I describe two approaches to modelling the universe, the one having its origin in topos theory and differential geometry, the other in set theory. The first is synthetic differential geometry. Traditionally, there have been two methods of deriving the theorems of geometry: the analytic and the synthetic. While the analytical method is based on the introduction of numerical coordinates, and so on the theory of real numbers, the idea behind the synthetic approach is to furnish the subject of geometry with a purely geometric foundation in which the theorems are then deduced by purely logical means from an initial body of postulates. The most familiar examples of the synthetic geometry are classical Euclidean geometry and the synthetic projective geometry introduced by Desargues in the 17th century and revived and developed by Carnot, Poncelet, Steiner and others during the 19th century. The power of analytic geometry derives very largely from the fact that it permits the methods of the calculus, and, more generally, of mathematical analysis, to be introduced into geometry, leading in particular to differential geometry (a term, by the way, introduced in 1894 by the Italian geometer Luigi Bianchi). That being the case, the idea of a “synthetic” differential geometry seems elusive: how can differential geometry be placed on a “purely geometric” or “axiomatic” foundation when the apparatus of the calculus seems inextricably involved? To my knowledge there have been two attempts to develop a synthetic differential geometry. The first was initiated by Herbert Busemann in the 1940s, building on earlier work of Paul Finsler. Here the idea was to build a differential geometry that, in its author’s words, “requires no derivatives”: the basic objects in Busemann’s approach are not differentiable manifolds, but metric spaces of a certain type in which the notion of a geodesic can be defined in an intrinsic manner. I shall not have anything more to say about this approach. The second approach, that with which I shall be concerned here, was originally proposed in the 1960s by F..
Keywords No keywords specified (fix it)
Categories (categorize this paper)
 Save to my reading list
Follow the author(s)
My bibliography
Export citation
Find it on Scholar
Edit this record
Mark as duplicate
Revision history Request removal from index Translate to english
Download options
PhilPapers Archive

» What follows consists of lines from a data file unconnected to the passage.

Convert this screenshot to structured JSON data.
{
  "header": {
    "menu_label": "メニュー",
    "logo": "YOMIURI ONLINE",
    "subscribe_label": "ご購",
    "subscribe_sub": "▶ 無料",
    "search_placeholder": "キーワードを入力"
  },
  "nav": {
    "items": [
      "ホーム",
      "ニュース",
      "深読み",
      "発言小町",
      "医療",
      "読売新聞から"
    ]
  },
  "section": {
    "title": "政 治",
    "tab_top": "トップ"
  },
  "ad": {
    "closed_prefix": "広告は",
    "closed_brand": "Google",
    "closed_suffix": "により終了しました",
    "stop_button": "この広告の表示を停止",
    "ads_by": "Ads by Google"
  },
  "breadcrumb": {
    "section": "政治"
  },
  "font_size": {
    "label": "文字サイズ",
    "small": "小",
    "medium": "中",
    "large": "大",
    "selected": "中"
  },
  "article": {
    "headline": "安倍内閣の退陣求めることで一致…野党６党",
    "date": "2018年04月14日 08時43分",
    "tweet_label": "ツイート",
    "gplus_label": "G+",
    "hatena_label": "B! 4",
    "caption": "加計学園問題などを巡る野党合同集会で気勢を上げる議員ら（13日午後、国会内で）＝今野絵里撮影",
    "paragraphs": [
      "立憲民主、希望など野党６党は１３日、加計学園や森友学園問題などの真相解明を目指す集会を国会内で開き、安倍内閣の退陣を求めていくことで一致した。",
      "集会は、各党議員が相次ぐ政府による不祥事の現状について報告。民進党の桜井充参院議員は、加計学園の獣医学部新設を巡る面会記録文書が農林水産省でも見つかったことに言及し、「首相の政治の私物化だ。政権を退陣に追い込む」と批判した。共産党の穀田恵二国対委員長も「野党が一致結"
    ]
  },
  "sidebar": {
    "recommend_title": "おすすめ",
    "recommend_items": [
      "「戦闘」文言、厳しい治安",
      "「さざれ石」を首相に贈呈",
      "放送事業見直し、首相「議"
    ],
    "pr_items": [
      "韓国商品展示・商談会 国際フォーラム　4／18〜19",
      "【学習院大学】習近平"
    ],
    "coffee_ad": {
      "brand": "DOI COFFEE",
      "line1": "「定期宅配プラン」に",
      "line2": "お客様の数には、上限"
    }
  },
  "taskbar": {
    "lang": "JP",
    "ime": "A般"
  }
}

Upload a copy of this paper     Check publisher's policy on self-archival     Papers currently archived: 23,316
External links
Setup an account with your affiliations in order to access resources via your University's proxy server
Configure custom proxy (use this if your affiliation does not provide a proxy)
Through your library
References found in this work BETA

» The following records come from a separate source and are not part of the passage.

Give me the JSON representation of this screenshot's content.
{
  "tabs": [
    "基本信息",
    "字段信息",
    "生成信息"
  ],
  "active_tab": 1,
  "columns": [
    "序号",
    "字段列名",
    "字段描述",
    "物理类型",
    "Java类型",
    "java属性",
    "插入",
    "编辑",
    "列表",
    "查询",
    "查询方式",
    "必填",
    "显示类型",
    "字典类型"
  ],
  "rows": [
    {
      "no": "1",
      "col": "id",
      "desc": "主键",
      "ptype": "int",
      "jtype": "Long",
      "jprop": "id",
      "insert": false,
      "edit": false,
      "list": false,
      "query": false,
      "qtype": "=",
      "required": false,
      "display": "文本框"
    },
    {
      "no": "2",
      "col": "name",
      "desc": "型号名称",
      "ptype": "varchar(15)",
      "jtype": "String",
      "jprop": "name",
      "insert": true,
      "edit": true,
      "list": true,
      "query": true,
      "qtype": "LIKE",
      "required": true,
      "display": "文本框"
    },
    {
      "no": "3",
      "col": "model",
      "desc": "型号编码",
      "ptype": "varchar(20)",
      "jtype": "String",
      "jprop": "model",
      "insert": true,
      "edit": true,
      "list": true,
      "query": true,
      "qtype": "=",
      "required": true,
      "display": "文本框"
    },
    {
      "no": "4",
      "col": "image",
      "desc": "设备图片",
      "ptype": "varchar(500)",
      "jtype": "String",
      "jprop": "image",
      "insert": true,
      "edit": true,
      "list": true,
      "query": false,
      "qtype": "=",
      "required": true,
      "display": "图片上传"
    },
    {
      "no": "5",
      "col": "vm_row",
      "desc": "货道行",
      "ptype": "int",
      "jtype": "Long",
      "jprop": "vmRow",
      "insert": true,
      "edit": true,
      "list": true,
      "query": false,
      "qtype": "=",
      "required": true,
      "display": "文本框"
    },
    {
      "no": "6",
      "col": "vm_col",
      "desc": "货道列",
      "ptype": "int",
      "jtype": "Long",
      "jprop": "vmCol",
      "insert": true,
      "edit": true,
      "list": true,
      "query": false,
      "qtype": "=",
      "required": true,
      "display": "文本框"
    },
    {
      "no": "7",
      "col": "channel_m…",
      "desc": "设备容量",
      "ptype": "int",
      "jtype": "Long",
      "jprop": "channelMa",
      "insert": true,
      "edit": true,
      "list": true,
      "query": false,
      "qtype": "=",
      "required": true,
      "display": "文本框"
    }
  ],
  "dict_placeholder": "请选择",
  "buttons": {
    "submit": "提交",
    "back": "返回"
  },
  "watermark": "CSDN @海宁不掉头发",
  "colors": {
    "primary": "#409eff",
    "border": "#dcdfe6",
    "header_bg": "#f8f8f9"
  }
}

No references found.

Add more references

Citations of this work BETA

No citations found.

Add more citations

Similar books and articles
Frank Arntenius & Cian Dorr (2012). Calculus as Geometry. In Frank Arntzenius (ed.), Space, Time and Stuff. Oxford University Press
Gordon Belot (2003). Remarks on the Geometry of Visibles. Philosophical Quarterly 53 (213):581–586.
Lisa Shabel (2004). Kant's "Argument From Geometry". Journal of the History of Philosophy 42 (2):195-215.

Monthly downloads

Added to index


Total downloads

13 ( #333,165 of 1,926,174 )

Recent downloads (6 months)

1 ( #456,082 of 1,926,174 )

How can I increase my downloads?

My notes
Sign in to use this feature

Start a new thread
There  are no threads in this forum
Nothing in this forum yet.